In general, endurance sports require fueling before, during and after whatever activity we embark in, and, in such case, we need to make sure that we are fueling to perform and not performing to fuel. In other words, we have to make sure that we have consumed the enough and correct nutrients before, during and after training and competition to improve our performance and fitness. This being said, what we eat, especially before and during a race, has to be tested and trained throughout the different preparation cycles. We, as athletes, need to find the correct foods and beverages that work for each of us, not what works best for our training partners.
Coaches and mentors can be an excellent initial resource to help us develop nutritional racing and training plans, as well as to help us navigate the overwhelming world of sports nutrition. With so many brands available and articles talking about what is the ultimate endurance sports diet, it is easy to get lost in the debate and end up having troubling nutritional experiences. So, it is good to have external advice from experienced professionals. Also, in more extreme cases, or to develop a much more specific dietary structure, it is always a good idea to consult with a Registered Dietitian (ideally a CSSD) that has knowledge and understanding of the nutritional requirements of an endurance athlete.
Also, we should take into consideration the resources available to access these foods in races away from home or during travel. A good tip is to pack easy to carry food that we know works for us in at all times or to find general staples easy to access in most places.

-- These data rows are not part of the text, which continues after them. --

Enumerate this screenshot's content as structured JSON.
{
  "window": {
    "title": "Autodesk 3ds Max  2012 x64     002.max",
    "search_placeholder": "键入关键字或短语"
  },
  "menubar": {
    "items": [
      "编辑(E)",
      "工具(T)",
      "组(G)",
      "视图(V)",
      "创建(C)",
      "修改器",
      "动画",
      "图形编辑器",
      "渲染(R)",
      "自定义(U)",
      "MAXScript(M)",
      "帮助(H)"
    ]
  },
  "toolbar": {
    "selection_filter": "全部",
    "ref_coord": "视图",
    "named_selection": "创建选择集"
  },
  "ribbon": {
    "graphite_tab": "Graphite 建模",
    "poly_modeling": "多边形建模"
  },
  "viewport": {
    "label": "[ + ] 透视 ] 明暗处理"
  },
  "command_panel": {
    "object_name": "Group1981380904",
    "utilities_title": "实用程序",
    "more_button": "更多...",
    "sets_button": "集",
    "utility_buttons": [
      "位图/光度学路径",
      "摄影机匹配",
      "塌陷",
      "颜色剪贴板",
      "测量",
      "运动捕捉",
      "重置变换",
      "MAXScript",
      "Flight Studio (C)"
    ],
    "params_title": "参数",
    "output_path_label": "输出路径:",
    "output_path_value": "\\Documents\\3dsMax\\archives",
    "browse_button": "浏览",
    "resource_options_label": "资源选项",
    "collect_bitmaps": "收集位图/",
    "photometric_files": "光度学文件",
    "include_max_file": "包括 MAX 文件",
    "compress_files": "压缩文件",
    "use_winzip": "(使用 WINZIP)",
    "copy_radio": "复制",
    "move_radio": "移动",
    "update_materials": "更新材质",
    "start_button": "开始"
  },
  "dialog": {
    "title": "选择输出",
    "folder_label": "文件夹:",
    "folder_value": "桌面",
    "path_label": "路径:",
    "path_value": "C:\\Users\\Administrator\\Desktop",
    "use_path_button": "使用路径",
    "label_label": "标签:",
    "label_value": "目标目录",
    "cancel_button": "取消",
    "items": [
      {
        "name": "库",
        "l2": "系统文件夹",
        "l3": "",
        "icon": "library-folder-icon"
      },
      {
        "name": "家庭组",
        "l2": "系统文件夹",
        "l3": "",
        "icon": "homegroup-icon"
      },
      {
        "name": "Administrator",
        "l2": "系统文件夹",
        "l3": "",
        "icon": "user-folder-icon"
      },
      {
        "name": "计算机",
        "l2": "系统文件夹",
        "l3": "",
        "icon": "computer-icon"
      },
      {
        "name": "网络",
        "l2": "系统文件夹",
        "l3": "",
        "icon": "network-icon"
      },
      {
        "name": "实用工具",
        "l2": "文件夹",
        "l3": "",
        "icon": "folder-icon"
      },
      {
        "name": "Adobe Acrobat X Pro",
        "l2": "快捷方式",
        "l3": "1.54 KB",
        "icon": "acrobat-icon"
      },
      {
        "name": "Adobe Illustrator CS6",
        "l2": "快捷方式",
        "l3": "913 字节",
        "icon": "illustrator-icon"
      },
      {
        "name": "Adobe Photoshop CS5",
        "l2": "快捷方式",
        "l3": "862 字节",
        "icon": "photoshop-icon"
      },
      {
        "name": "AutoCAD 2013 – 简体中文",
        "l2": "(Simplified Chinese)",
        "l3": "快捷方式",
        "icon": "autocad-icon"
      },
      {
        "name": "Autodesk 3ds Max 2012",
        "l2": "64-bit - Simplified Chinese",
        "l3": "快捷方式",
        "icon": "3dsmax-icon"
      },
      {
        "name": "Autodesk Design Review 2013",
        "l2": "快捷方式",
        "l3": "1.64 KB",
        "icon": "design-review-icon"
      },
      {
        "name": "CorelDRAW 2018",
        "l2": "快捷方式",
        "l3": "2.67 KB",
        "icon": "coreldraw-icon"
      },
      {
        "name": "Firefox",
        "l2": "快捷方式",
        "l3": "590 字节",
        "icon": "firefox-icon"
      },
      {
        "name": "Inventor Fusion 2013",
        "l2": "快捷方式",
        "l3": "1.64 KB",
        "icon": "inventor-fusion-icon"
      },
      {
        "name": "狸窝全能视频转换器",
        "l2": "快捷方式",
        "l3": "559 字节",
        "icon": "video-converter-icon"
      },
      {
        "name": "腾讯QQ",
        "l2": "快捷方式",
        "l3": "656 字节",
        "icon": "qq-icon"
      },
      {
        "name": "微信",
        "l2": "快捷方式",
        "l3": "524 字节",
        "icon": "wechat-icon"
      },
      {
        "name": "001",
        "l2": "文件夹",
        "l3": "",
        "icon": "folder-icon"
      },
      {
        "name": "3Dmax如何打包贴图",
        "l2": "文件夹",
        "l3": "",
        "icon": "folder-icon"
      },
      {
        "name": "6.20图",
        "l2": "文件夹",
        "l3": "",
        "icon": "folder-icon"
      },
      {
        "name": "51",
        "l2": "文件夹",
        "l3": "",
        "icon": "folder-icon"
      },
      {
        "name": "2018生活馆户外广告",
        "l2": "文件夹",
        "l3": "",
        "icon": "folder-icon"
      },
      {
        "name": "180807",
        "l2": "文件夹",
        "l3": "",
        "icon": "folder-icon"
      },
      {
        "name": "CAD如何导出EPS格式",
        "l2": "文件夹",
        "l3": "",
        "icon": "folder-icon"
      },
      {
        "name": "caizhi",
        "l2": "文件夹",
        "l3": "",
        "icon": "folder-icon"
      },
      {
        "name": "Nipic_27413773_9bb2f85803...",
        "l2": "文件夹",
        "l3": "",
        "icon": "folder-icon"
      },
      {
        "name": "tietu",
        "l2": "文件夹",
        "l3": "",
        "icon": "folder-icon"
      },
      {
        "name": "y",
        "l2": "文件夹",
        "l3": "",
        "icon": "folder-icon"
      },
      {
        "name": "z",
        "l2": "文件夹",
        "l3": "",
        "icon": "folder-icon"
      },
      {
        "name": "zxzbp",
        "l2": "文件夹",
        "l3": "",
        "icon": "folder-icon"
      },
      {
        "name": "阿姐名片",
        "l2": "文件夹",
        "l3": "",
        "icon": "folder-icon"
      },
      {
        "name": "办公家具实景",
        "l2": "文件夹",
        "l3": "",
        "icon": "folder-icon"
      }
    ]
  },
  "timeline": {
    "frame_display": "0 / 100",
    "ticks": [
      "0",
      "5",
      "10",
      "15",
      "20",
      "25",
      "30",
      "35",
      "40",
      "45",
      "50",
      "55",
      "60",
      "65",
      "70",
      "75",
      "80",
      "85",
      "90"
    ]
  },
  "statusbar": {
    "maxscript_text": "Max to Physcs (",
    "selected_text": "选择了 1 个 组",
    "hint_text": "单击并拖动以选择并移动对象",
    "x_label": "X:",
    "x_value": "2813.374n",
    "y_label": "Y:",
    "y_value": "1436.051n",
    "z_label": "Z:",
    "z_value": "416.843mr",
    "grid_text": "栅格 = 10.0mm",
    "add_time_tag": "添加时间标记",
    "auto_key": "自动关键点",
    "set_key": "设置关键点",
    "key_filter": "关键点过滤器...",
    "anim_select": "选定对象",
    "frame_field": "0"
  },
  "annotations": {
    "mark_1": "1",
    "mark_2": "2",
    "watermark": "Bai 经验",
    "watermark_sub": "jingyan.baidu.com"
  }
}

Finally, I think that, in many cases, food is demonized by some athletes, coaches and some sectors of the endurance sports community, something that can be dangerous and unfortunate. Yes, our performance can, sometimes, improve if we are leaner and lighter, but we have to be careful regarding the limits and meaning of what leaner and lighter is, as well as how we get to this place from a training perspective. There is no time for food to become the enemy of an athlete, and if this were to happen, we have to reach out for help urgently. No matter our athletic level, we have to be conscious of the importance that food has in our sports performances and in our lives, in general, and eat adhering to this mindset.